They say it doesn’t pay to follow the herd. But according to Italian agricultural organisation Coldiretti, no fewer than 3,000 young Italians have recently opted to do exactly that, throwing up conventional career aspirations and taking to the hills to tend sheep.
Coldiretti puts the sudden increase in interest in the shepherding business down to Italy’s parlous economic state – growth is stalled and overall unemployment of 10% (bad enough) masks a youth joblessness rate of a frankly crippling 36%. In such circumstances, high status jobs as doctors, lawyers and engineers are exceedingly hard to find for youngsters – especially since Italy’s static labour market means that entry level jobs of any kind are extremely hard to come by.

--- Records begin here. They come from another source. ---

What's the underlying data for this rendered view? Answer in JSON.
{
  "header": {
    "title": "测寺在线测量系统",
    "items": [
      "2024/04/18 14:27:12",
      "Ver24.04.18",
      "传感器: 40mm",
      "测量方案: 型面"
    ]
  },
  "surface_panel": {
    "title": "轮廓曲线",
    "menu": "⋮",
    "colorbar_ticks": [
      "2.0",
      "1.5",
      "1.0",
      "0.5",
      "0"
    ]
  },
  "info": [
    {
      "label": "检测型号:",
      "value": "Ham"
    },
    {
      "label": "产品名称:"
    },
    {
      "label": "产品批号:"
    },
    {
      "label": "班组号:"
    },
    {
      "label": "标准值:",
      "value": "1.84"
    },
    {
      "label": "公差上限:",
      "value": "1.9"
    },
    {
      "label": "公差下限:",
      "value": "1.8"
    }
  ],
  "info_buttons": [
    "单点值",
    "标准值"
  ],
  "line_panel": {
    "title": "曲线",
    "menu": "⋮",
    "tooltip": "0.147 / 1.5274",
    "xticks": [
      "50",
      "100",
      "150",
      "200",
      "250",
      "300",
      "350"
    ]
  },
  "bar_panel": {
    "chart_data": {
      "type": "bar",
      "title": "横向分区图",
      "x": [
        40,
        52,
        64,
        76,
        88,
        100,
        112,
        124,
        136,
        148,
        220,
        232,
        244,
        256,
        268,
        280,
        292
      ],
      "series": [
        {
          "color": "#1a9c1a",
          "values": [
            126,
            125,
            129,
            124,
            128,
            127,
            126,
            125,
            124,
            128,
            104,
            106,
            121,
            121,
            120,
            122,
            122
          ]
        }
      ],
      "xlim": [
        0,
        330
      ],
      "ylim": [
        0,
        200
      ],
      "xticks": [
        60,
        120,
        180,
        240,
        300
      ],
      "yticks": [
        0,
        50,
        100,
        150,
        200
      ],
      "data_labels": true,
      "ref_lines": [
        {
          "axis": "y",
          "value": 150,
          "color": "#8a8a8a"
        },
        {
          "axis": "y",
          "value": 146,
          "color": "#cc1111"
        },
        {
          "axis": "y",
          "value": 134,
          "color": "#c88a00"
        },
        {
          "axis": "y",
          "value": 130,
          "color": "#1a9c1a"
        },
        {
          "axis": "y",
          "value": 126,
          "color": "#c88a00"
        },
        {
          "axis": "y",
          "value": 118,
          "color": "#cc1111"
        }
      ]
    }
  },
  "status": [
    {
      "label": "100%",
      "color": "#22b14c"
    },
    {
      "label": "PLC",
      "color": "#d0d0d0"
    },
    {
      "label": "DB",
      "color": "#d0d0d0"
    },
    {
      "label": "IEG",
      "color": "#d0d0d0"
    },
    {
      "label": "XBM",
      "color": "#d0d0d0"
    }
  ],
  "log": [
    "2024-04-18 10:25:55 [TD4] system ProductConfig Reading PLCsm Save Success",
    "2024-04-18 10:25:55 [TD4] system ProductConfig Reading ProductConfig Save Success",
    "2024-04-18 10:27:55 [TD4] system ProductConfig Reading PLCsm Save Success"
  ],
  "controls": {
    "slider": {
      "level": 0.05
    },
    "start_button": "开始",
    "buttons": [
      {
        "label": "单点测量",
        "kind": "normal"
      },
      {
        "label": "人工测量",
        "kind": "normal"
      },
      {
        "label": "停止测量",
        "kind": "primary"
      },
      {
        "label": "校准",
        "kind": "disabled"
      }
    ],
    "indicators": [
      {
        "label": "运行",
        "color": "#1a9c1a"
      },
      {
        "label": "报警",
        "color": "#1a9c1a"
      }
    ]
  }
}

Hence even the well-qualified are abandoning city life and the stresses of job seeking in favour of the simple outdoor life of the hill shepherd. One of them - 25 year old Davide Bortoluzzi, who has a degree in surveying but now tends a 400 strong flock in the Dolomites – told the Telegraph ‘I’m happy with the choice I’ve made. I started out by following other shepherds and learning the ropes from them. It was not easy. But, day by day, I made progress without becoming too discouraged, sometimes working in pouring rain and at other times under a burning sun.’
The influx of new blood to a trade traditionally dominated by older people is reportedly having a beneficial effect on Italy’s ovine resource, with Coldiretti reckoning that 80% of young shepherds favouring modern husbandry techniques which improve the quality of meat, cheese and wool their sheep produce.
Of course it says something about the ‘traditional’ nature of Italian farming that tending sheep manages to be such a recession resistant occupation. The Eurosceptics out there in MT land may already be wondering how much EU subsidy the average Italian shepherd enjoys.
But out in the fresh air, miles from anywhere, a shepherd is at least his or her own boss and presumably doesn’t have to worry too much about checking their email for yet more job rejection letters. We can think of worse ways of riding out the Euro crisis. More pecorino cheese anyone?